Contraceptive use is also associated with an increased risk of cervical cancer, HealthScoutNews reported April 3. The information comes from a study in the April 5 issue of The Lancet, a British medical magazine.
The risk is directly related to length of time women use contraceptives. Although the risk is higher for women infected with the human papillomavirus (HPV), which is thought to be the major cause of cervical cancer, using the pill elevates the risk for women free of HPV, researchers say.
A joint British-French team of researchers reviewed data from 28 studies covering more than 12,500 women with cervical cancer. They found that the risk was increased 10% in a woman who used the pill for less than five years, 60% for someone who used it for five to nine years, and was doubled for 10 years use or more.
More news on contraceptive dangers came from researchers at McMaster University in Canada. They discovered that mice that received the injectable contraceptive Depo-Provera were 100 times more susceptible to infection with herpes simplex virus type 2 than untreated mice were, Reuters reported April 24.
If a similar pattern occurs in humans, these findings suggest that women who use Depo-Provera might be particularly susceptible to developing genital herpes when exposed to the herpes virus, study author Dr. Charu Kaushic told Reuters.
Meanwhile, in Norway, an eight-year study involving nearly 100,000 women found that those taking oral contraceptives were 25% more likely to develop breast cancer, the London daily Telegraph reported May 19. The Norwegian Women and Cancer Study scrutinized the lifestyles of 96,362 women aged between 30 and 70 years of age, 851 of whom developed breast cancer. The longer the pill was taken, the higher the risk, it found.

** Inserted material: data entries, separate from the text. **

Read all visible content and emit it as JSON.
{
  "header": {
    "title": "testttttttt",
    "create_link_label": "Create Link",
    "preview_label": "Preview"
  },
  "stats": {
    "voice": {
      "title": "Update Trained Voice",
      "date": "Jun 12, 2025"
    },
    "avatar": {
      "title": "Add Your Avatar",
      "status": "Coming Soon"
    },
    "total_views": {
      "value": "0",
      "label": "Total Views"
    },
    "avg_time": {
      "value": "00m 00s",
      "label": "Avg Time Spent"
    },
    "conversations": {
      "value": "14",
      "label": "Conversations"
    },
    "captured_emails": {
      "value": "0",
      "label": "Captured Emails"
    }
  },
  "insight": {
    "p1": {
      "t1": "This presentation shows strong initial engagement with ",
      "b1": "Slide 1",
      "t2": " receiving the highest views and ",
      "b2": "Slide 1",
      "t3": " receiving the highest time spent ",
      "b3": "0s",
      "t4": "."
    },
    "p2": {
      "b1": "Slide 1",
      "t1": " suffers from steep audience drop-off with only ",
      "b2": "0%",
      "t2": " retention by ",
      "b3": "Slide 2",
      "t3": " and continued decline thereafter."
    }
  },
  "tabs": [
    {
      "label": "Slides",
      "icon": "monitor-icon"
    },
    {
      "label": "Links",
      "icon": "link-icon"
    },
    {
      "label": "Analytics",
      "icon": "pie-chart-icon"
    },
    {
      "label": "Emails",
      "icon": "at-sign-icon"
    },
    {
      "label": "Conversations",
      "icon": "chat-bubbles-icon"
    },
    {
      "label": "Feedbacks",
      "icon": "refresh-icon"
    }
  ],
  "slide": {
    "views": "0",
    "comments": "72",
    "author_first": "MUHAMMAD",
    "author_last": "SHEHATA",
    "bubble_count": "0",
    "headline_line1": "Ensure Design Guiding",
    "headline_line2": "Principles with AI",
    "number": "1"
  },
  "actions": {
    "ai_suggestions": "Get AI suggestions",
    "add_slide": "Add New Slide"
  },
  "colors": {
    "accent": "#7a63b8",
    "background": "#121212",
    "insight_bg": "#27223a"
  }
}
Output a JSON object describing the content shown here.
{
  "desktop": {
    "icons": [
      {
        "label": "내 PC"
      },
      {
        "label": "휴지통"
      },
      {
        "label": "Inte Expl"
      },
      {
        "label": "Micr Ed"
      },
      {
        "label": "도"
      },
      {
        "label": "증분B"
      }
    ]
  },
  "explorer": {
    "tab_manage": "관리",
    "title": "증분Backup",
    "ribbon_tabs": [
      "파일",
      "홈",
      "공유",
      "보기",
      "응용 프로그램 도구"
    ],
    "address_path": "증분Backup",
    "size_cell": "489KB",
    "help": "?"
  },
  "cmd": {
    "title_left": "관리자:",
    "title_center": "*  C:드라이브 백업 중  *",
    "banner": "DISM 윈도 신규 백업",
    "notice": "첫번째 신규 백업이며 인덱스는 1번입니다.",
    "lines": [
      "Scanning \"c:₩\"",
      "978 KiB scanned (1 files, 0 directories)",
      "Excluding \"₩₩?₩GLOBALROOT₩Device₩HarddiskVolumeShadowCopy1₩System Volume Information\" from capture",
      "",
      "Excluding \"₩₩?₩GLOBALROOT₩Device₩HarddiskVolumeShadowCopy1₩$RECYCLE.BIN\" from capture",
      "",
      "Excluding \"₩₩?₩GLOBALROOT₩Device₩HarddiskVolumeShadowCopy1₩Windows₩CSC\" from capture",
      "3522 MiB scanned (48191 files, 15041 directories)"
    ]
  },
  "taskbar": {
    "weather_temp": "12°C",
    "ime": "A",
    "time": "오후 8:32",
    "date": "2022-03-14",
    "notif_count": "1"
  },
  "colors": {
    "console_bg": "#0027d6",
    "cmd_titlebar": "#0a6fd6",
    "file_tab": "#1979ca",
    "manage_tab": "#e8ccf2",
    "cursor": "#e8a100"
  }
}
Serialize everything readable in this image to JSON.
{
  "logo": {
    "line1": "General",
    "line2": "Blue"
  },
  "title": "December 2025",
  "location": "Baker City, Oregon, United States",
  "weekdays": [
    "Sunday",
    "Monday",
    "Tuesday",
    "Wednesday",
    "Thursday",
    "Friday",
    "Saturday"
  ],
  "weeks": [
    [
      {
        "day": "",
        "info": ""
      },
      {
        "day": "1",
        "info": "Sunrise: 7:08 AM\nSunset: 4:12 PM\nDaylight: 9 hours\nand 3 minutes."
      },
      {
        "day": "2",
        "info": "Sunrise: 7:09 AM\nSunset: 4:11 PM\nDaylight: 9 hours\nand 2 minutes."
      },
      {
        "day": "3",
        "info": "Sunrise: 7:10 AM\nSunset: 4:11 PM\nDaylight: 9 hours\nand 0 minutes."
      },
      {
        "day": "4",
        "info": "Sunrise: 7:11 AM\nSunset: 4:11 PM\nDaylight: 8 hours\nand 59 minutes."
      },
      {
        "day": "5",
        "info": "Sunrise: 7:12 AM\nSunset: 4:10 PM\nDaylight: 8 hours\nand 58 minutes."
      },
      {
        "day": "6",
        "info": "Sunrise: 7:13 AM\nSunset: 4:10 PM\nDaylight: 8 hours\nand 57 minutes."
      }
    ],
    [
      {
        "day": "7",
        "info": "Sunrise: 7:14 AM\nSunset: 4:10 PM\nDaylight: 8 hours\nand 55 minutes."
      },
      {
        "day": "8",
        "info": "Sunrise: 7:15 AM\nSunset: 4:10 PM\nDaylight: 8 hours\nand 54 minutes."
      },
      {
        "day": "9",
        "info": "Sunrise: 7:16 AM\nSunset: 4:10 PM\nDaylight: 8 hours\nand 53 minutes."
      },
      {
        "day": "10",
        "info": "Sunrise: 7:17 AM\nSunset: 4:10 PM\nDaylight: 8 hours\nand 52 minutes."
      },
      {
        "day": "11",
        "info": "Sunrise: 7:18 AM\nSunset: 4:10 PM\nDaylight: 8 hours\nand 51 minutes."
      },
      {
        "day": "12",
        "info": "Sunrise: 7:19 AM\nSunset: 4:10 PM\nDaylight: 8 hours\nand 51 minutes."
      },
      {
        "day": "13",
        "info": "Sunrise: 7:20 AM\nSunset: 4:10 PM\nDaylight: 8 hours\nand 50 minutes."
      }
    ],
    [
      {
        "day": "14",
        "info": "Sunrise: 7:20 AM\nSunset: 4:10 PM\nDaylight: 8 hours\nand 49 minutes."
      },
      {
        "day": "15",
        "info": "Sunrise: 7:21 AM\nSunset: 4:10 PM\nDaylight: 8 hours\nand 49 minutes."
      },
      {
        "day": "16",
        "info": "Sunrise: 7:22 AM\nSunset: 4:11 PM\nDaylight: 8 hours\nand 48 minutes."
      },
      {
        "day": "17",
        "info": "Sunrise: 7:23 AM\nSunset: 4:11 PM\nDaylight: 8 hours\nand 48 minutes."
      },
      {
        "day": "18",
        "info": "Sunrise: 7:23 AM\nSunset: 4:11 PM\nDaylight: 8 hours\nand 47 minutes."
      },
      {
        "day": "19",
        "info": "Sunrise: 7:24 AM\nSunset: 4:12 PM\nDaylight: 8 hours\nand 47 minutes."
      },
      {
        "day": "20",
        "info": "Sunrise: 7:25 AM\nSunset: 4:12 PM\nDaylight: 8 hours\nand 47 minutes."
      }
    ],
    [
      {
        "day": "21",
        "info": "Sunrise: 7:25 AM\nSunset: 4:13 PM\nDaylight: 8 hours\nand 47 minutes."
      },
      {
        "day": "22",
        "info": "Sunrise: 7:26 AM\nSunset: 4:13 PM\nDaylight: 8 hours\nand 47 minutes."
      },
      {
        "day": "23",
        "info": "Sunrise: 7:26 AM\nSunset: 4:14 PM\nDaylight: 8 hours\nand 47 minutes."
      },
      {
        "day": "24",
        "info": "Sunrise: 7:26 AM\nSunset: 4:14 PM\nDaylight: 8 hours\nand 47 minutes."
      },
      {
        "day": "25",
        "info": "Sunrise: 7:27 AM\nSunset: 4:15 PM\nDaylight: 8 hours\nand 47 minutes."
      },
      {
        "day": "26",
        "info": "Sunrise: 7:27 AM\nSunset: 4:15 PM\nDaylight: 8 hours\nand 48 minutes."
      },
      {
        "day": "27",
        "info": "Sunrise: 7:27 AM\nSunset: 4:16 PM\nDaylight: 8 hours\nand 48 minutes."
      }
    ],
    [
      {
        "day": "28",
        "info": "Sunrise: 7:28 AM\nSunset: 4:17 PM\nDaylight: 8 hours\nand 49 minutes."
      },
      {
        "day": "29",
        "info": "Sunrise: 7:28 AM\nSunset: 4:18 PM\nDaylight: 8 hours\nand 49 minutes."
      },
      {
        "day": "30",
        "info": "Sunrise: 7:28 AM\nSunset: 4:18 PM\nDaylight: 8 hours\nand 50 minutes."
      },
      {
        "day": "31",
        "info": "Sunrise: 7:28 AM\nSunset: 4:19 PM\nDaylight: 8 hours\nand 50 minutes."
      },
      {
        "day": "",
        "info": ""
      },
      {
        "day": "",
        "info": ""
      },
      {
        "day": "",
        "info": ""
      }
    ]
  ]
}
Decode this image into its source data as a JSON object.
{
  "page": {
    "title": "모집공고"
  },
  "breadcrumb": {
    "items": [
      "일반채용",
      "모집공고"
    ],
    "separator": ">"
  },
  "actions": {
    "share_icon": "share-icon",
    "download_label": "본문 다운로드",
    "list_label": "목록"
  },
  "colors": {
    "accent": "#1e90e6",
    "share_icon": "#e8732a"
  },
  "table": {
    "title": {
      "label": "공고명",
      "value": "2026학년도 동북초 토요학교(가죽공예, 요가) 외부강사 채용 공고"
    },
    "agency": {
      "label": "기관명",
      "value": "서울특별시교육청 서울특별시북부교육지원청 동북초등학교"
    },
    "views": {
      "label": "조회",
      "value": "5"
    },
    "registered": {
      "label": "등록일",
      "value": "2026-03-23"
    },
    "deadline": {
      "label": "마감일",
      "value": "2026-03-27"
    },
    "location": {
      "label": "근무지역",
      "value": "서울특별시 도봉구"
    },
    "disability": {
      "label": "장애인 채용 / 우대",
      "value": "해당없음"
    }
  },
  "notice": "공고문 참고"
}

The "morning-after pill," which some countries are even distributing in schools, is not without its risks either. Britain's chief medical officer, Sir Liam Donaldson, has warned that some women who take the morning-after pill to prevent pregnancy could increase their chances of having an ectopic, or tubal, pregnancy, Reuters reported Jan. 30.
In a letter to all doctors, Donaldson said 12 cases of ectopic pregnancy out of 201 unintended pregnancies had been reported to the Committee on Safety of Medicines following failure of the pill Levonelle. Thirty-five years on, "Humanae Vitae's" message is more important than ever.